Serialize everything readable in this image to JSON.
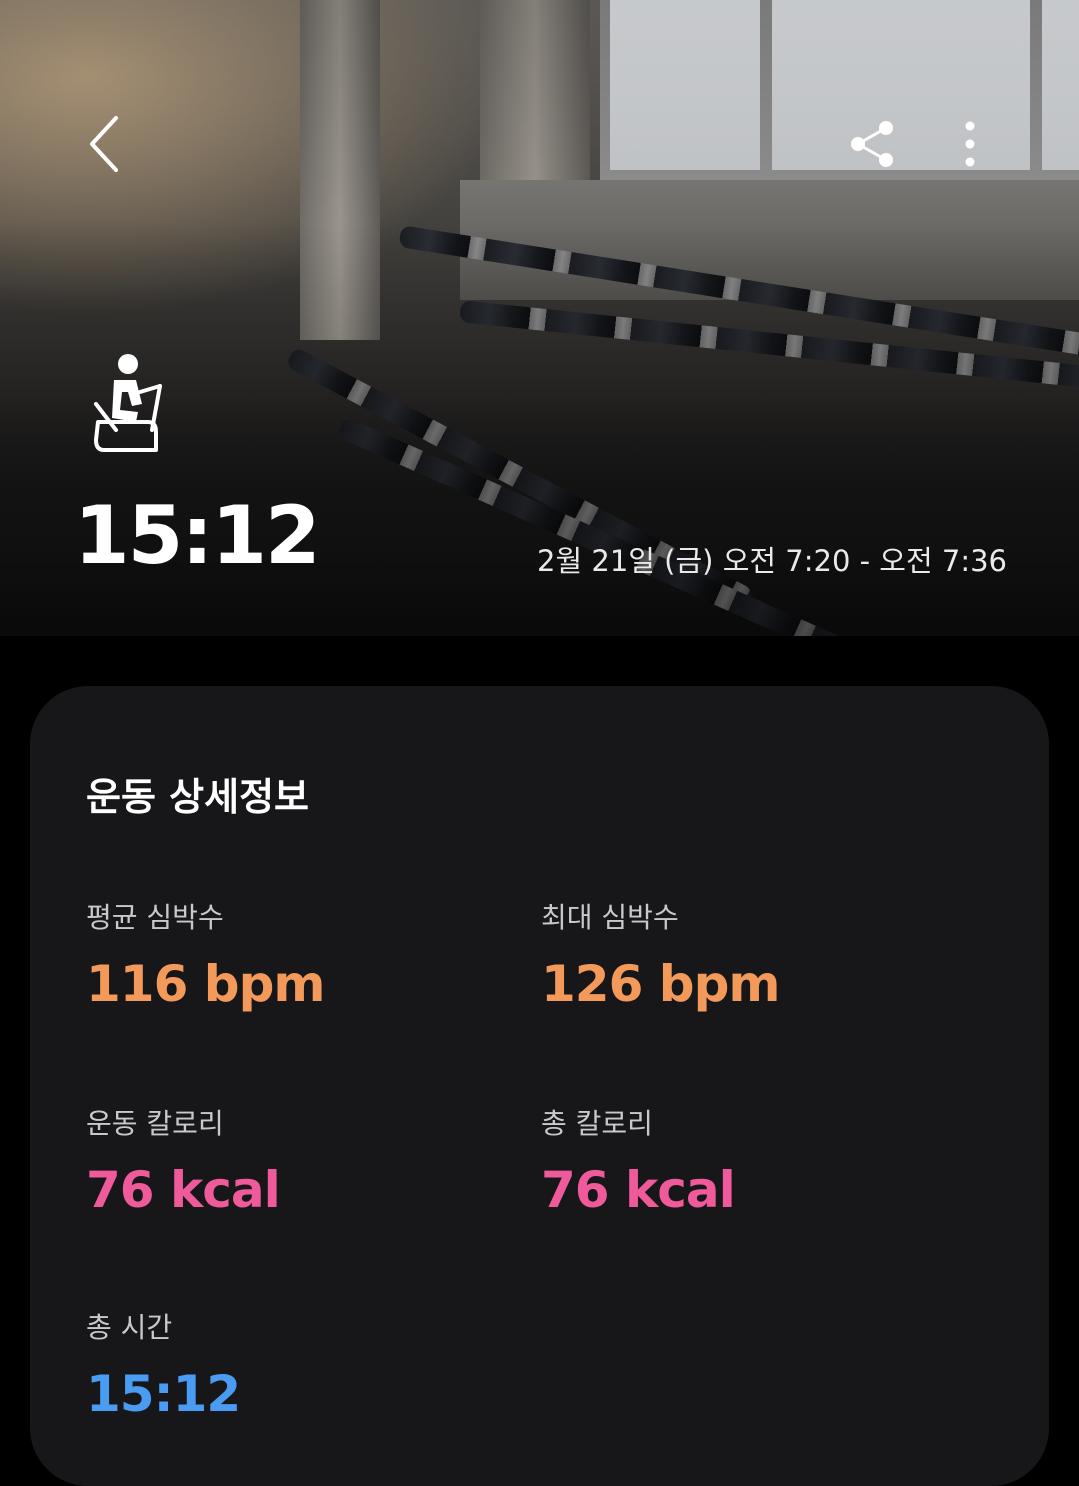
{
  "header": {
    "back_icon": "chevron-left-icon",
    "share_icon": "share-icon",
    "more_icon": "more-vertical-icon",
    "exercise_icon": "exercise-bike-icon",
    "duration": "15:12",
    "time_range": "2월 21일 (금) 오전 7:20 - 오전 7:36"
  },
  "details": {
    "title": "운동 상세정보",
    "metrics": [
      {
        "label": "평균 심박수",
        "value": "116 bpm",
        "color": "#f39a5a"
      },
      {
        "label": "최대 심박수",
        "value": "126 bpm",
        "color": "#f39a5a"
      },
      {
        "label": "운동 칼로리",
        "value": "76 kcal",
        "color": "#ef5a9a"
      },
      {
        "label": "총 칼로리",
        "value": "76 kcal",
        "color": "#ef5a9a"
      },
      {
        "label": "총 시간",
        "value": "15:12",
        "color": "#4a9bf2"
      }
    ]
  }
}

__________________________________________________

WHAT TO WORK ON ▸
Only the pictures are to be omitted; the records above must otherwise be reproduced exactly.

EXERCISE ANSWER ▸
Serialize everything readable in this image to JSON.
{
  "header": {
    "back_icon": "chevron-left-icon",
    "share_icon": "share-icon",
    "more_icon": "more-vertical-icon",
    "exercise_icon": "exercise-bike-icon",
    "duration": "15:12",
    "time_range": "2월 21일 (금) 오전 7:20 - 오전 7:36"
  },
  "details": {
    "title": "운동 상세정보",
    "metrics": [
      {
        "label": "평균 심박수",
        "value": "116 bpm",
        "color": "#f39a5a"
      },
      {
        "label": "최대 심박수",
        "value": "126 bpm",
        "color": "#f39a5a"
      },
      {
        "label": "운동 칼로리",
        "value": "76 kcal",
        "color": "#ef5a9a"
      },
      {
        "label": "총 칼로리",
        "value": "76 kcal",
        "color": "#ef5a9a"
      },
      {
        "label": "총 시간",
        "value": "15:12",
        "color": "#4a9bf2"
      }
    ]
  }
}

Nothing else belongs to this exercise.